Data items
□ □ □ □

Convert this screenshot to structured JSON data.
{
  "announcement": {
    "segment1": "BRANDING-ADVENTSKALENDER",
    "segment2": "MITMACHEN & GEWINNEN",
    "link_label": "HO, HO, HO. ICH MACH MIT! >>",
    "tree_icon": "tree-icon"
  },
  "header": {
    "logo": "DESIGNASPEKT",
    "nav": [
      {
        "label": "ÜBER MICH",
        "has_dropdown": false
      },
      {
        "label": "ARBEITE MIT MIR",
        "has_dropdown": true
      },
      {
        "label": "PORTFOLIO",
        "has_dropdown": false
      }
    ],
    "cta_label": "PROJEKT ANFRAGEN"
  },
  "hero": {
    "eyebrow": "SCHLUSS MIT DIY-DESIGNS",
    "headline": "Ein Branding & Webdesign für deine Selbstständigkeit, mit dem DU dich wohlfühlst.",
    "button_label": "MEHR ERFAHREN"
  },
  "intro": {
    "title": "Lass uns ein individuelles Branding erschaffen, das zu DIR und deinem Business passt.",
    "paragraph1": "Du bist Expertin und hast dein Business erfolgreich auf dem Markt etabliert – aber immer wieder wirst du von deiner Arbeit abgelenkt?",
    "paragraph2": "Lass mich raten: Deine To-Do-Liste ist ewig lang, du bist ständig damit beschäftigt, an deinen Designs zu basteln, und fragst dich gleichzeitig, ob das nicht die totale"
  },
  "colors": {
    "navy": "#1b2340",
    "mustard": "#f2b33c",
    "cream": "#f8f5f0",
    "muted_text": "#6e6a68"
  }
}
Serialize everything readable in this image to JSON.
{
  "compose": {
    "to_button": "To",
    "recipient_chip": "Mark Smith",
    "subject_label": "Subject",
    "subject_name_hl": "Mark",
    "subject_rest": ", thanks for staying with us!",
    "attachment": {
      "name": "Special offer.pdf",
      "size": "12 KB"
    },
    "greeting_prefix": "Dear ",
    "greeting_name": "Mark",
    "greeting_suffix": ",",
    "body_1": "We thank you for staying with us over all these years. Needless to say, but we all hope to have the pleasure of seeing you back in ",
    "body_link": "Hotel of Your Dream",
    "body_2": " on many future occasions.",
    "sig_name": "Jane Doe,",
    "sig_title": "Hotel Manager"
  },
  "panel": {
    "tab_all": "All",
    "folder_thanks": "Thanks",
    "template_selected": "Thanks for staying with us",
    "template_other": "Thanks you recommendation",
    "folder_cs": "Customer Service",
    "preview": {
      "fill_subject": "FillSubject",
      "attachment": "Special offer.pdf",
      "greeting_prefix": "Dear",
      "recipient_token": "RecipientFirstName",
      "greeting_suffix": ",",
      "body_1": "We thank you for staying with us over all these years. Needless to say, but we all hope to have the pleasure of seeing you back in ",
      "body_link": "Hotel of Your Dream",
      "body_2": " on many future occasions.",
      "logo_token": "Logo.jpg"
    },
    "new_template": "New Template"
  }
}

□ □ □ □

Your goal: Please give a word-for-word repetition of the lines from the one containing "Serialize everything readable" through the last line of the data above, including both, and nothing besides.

Response to the exercise:
Serialize everything readable in this image to JSON.
{
  "compose": {
    "to_button": "To",
    "recipient_chip": "Mark Smith",
    "subject_label": "Subject",
    "subject_name_hl": "Mark",
    "subject_rest": ", thanks for staying with us!",
    "attachment": {
      "name": "Special offer.pdf",
      "size": "12 KB"
    },
    "greeting_prefix": "Dear ",
    "greeting_name": "Mark",
    "greeting_suffix": ",",
    "body_1": "We thank you for staying with us over all these years. Needless to say, but we all hope to have the pleasure of seeing you back in ",
    "body_link": "Hotel of Your Dream",
    "body_2": " on many future occasions.",
    "sig_name": "Jane Doe,",
    "sig_title": "Hotel Manager"
  },
  "panel": {
    "tab_all": "All",
    "folder_thanks": "Thanks",
    "template_selected": "Thanks for staying with us",
    "template_other": "Thanks you recommendation",
    "folder_cs": "Customer Service",
    "preview": {
      "fill_subject": "FillSubject",
      "attachment": "Special offer.pdf",
      "greeting_prefix": "Dear",
      "recipient_token": "RecipientFirstName",
      "greeting_suffix": ",",
      "body_1": "We thank you for staying with us over all these years. Needless to say, but we all hope to have the pleasure of seeing you back in ",
      "body_link": "Hotel of Your Dream",
      "body_2": " on many future occasions.",
      "logo_token": "Logo.jpg"
    },
    "new_template": "New Template"
  }
}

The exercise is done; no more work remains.